Top of Material provided
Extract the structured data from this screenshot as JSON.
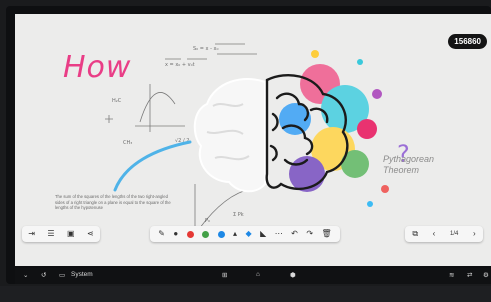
{
  "badge": "156860",
  "canvas": {
    "how_text": "How",
    "pythagorean_line1": "Pythagorean",
    "pythagorean_line2": "Theorem",
    "note_text": "The sum of the squares of the lengths of the two right-angled sides of a right triangle on a plane is equal to the square of the lengths of the hypotenuse"
  },
  "bottom_bar": {
    "system_label": "System",
    "page_indicator": "1/4"
  },
  "colors": {
    "canvas_bg": "#ececeb",
    "pen_colors": [
      "#e53935",
      "#43a047",
      "#1e88e5",
      "#2b2b2b"
    ]
  }
}
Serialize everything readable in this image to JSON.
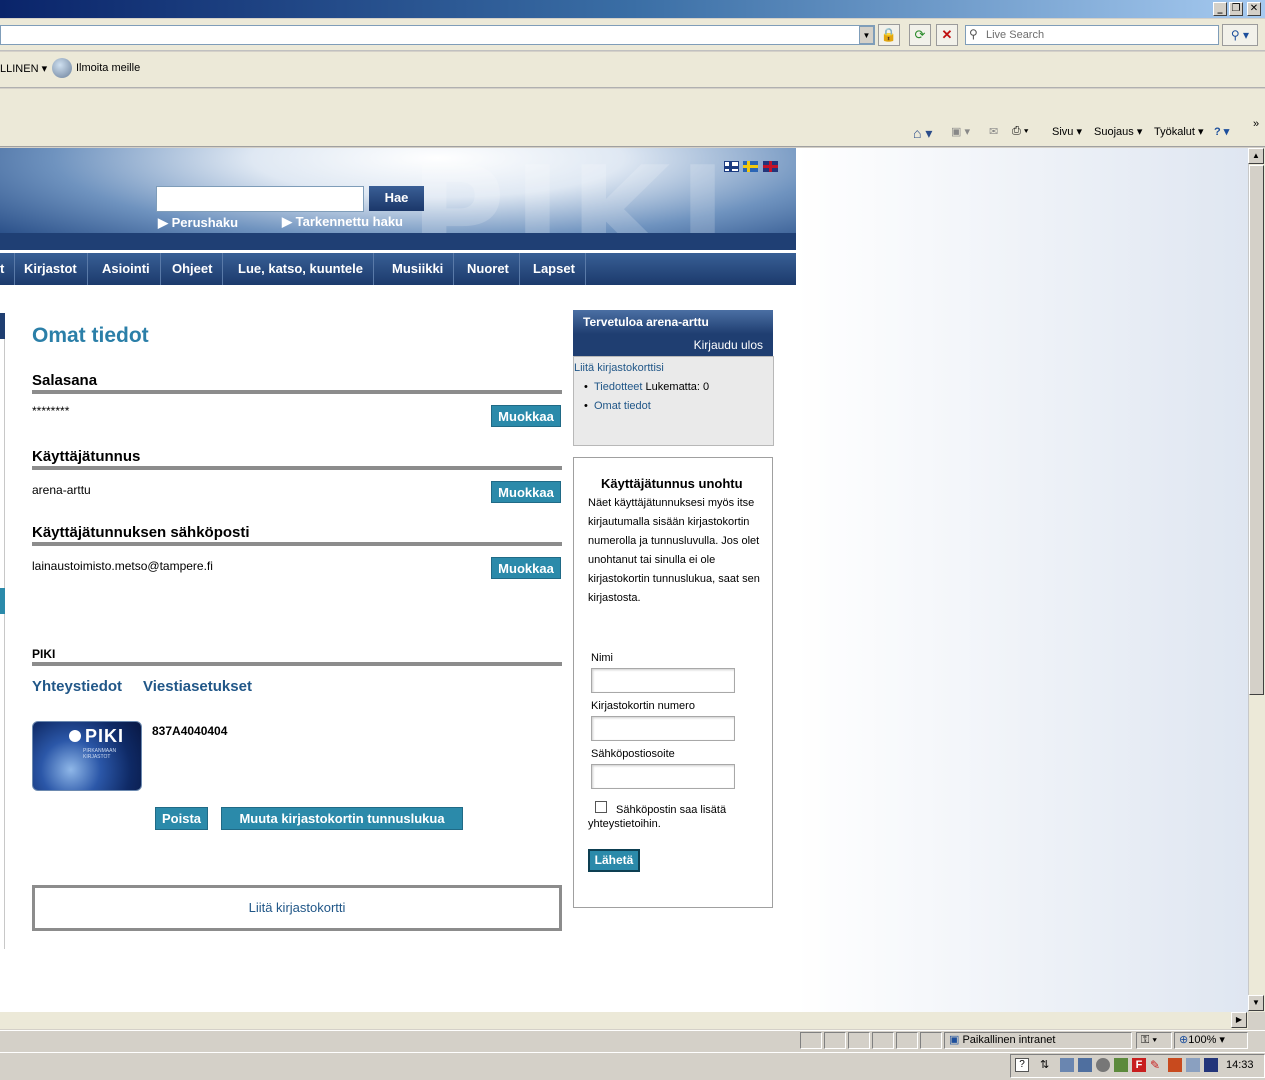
{
  "browser": {
    "live_search_placeholder": "Live Search",
    "links_item": "LLINEN",
    "links_report": "Ilmoita meille",
    "cmd_page": "Sivu",
    "cmd_safety": "Suojaus",
    "cmd_tools": "Työkalut",
    "status_zone": "Paikallinen intranet",
    "zoom": "100%",
    "clock": "14:33"
  },
  "header": {
    "search_button": "Hae",
    "basic_search": "Perushaku",
    "advanced_search": "Tarkennettu haku",
    "banner_logo": "PIKI"
  },
  "nav": {
    "items": [
      "t",
      "Kirjastot",
      "Asiointi",
      "Ohjeet",
      "Lue, katso, kuuntele",
      "Musiikki",
      "Nuoret",
      "Lapset"
    ]
  },
  "main": {
    "title": "Omat tiedot",
    "password_heading": "Salasana",
    "password_value": "********",
    "username_heading": "Käyttäjätunnus",
    "username_value": "arena-arttu",
    "email_heading": "Käyttäjätunnuksen sähköposti",
    "email_value": "lainaustoimisto.metso@tampere.fi",
    "edit_label": "Muokkaa",
    "piki_heading": "PIKI",
    "tab_contact": "Yhteystiedot",
    "tab_messages": "Viestiasetukset",
    "card_number": "837A4040404",
    "card_logo": "PIKI",
    "card_subtitle": "PIRKANMAAN KIRJASTOT",
    "remove_button": "Poista",
    "change_pin_button": "Muuta kirjastokortin tunnuslukua",
    "attach_card": "Liitä kirjastokortti"
  },
  "sidebar": {
    "welcome": "Tervetuloa arena-arttu",
    "logout": "Kirjaudu ulos",
    "attach_card_link": "Liitä kirjastokorttisi",
    "bulletins_link": "Tiedotteet",
    "bulletins_unread": "Lukematta: 0",
    "my_info_link": "Omat tiedot",
    "forgot_title": "Käyttäjätunnus unohtu",
    "forgot_text": "Näet käyttäjätunnuksesi myös itse kirjautumalla sisään kirjastokortin numerolla ja tunnusluvulla. Jos olet unohtanut tai sinulla ei ole kirjastokortin tunnuslukua, saat sen kirjastosta.",
    "name_label": "Nimi",
    "card_number_label": "Kirjastokortin numero",
    "email_label": "Sähköpostiosoite",
    "consent_label": "Sähköpostin saa lisätä yhteystietoihin.",
    "send_button": "Lähetä"
  }
}
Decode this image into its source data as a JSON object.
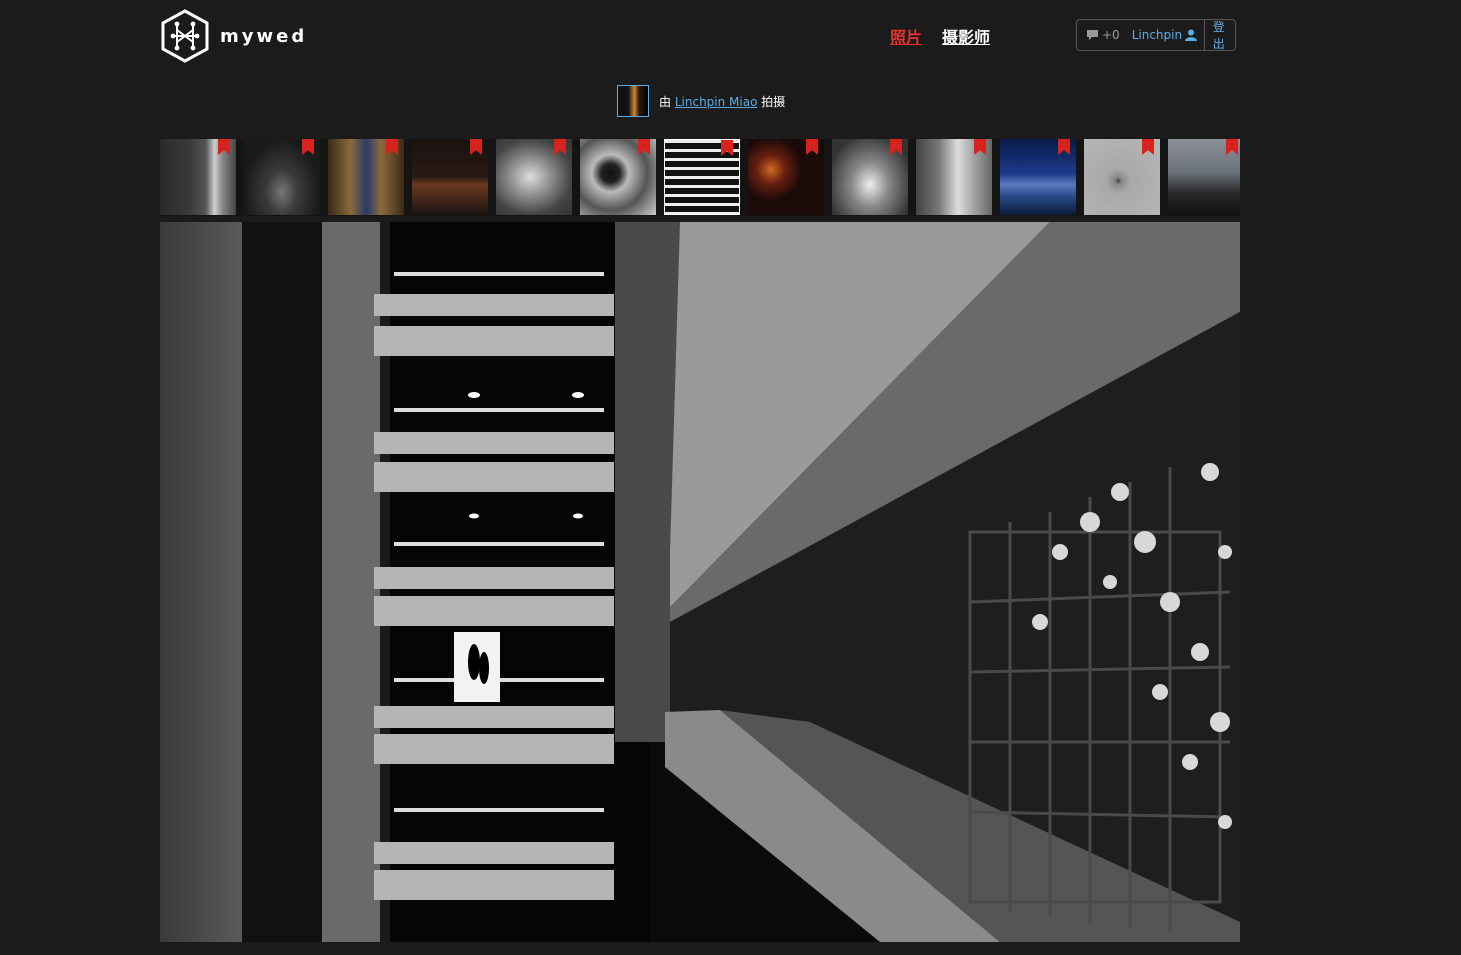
{
  "header": {
    "logo_text": "mywed",
    "nav": [
      {
        "label": "照片",
        "active": true
      },
      {
        "label": "摄影师",
        "active": false
      }
    ],
    "user": {
      "message_count": "+0",
      "username": "Linchpin",
      "logout_label": "登出"
    }
  },
  "byline": {
    "prefix": "由",
    "photographer": "Linchpin Miao",
    "suffix": "拍摄"
  },
  "thumbnails": [
    {
      "id": 1,
      "selected": false
    },
    {
      "id": 2,
      "selected": false
    },
    {
      "id": 3,
      "selected": false
    },
    {
      "id": 4,
      "selected": false
    },
    {
      "id": 5,
      "selected": false
    },
    {
      "id": 6,
      "selected": false
    },
    {
      "id": 7,
      "selected": true
    },
    {
      "id": 8,
      "selected": false
    },
    {
      "id": 9,
      "selected": false
    },
    {
      "id": 10,
      "selected": false
    },
    {
      "id": 11,
      "selected": false
    },
    {
      "id": 12,
      "selected": false
    },
    {
      "id": 13,
      "selected": false
    }
  ],
  "colors": {
    "accent_red": "#e4332c",
    "link_blue": "#5aaee6",
    "background": "#1b1b1b",
    "bookmark_red": "#d8221e"
  },
  "icons": [
    "logo-icon",
    "message-icon",
    "user-icon",
    "bookmark-icon"
  ]
}
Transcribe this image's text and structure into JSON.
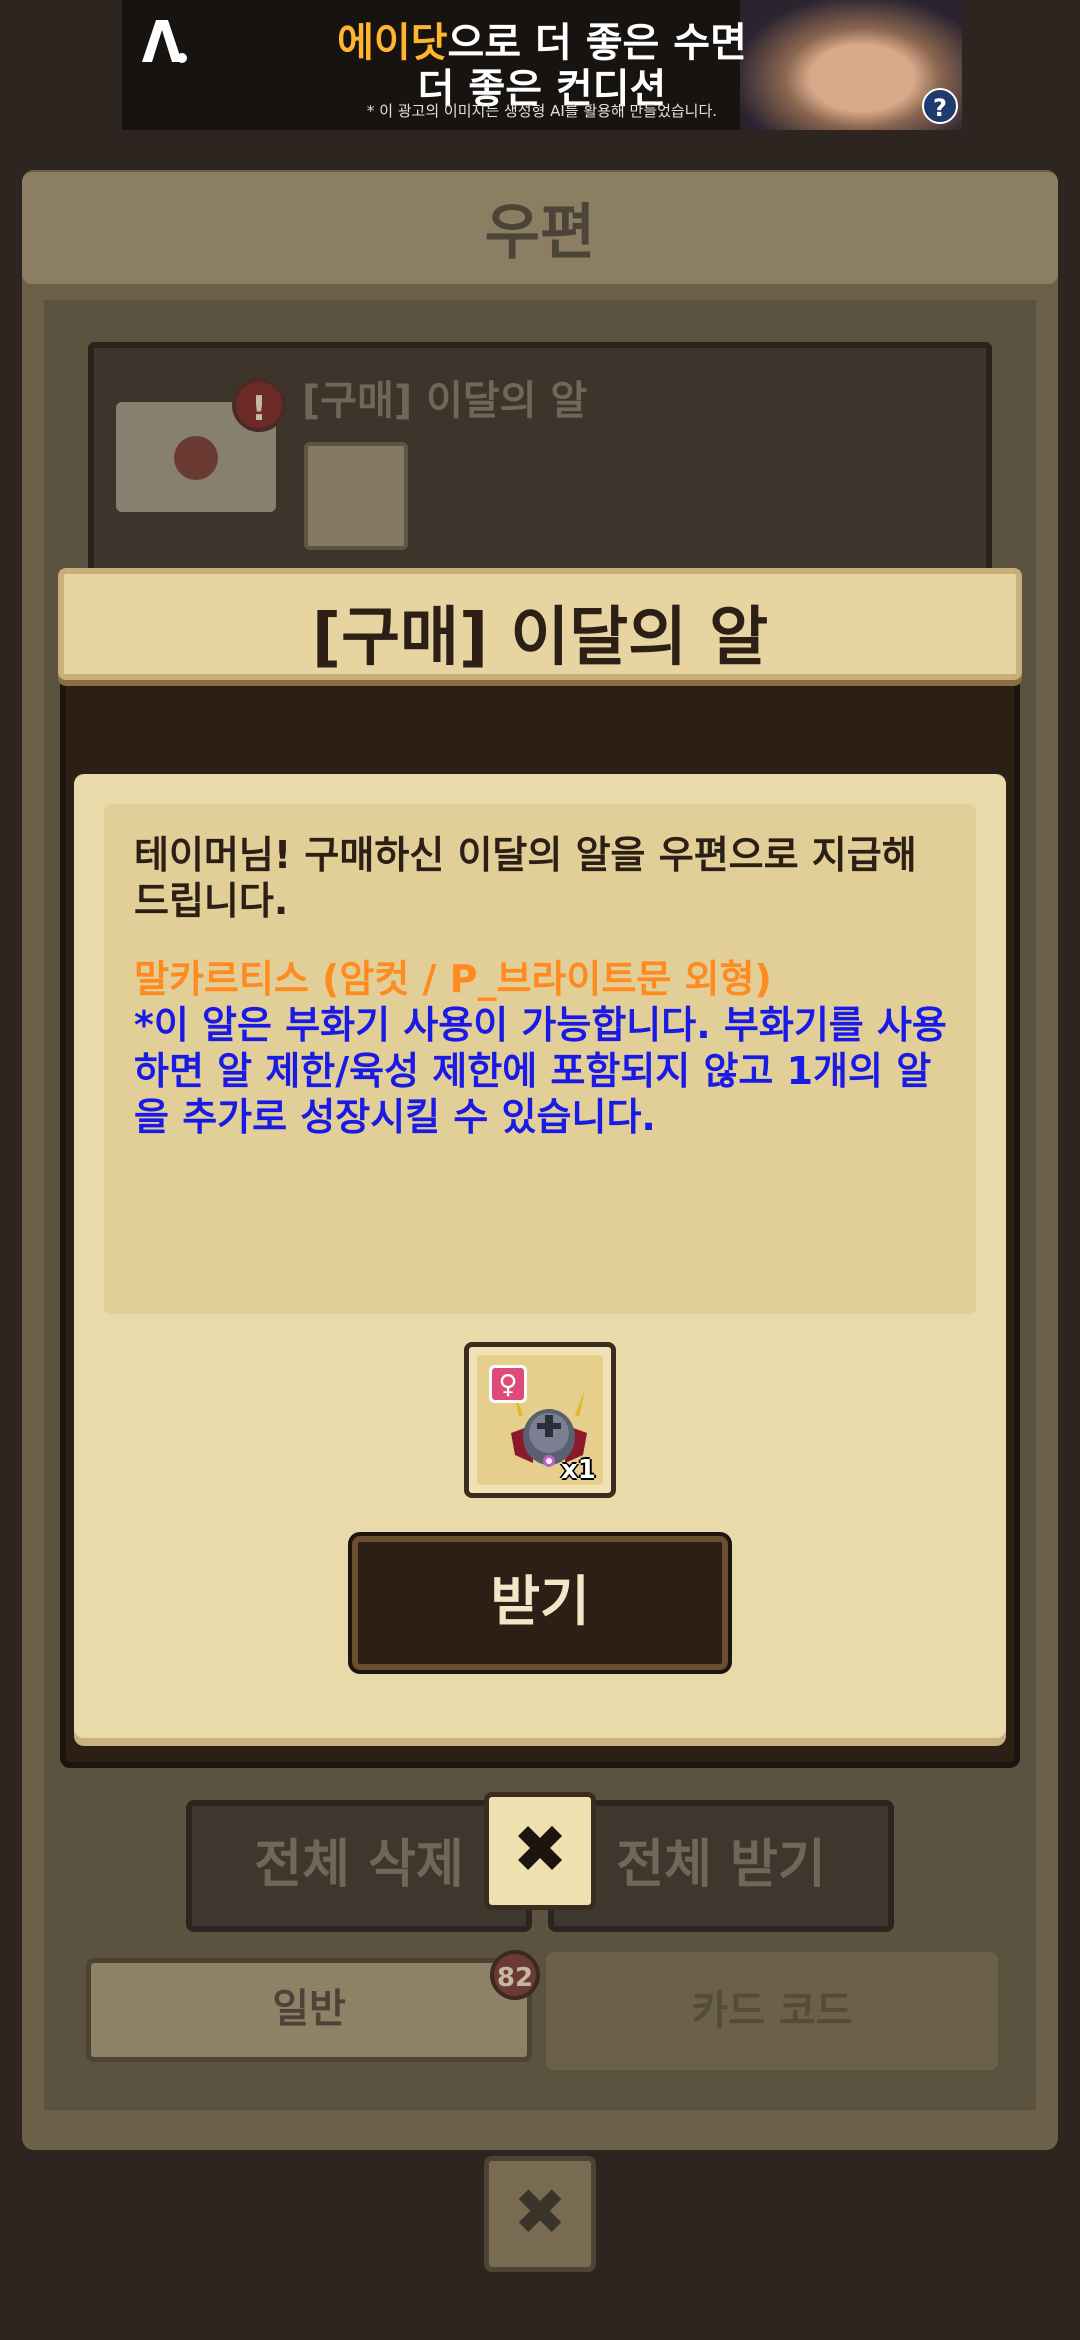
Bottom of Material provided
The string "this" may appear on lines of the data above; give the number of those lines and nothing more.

> **Your solution**
4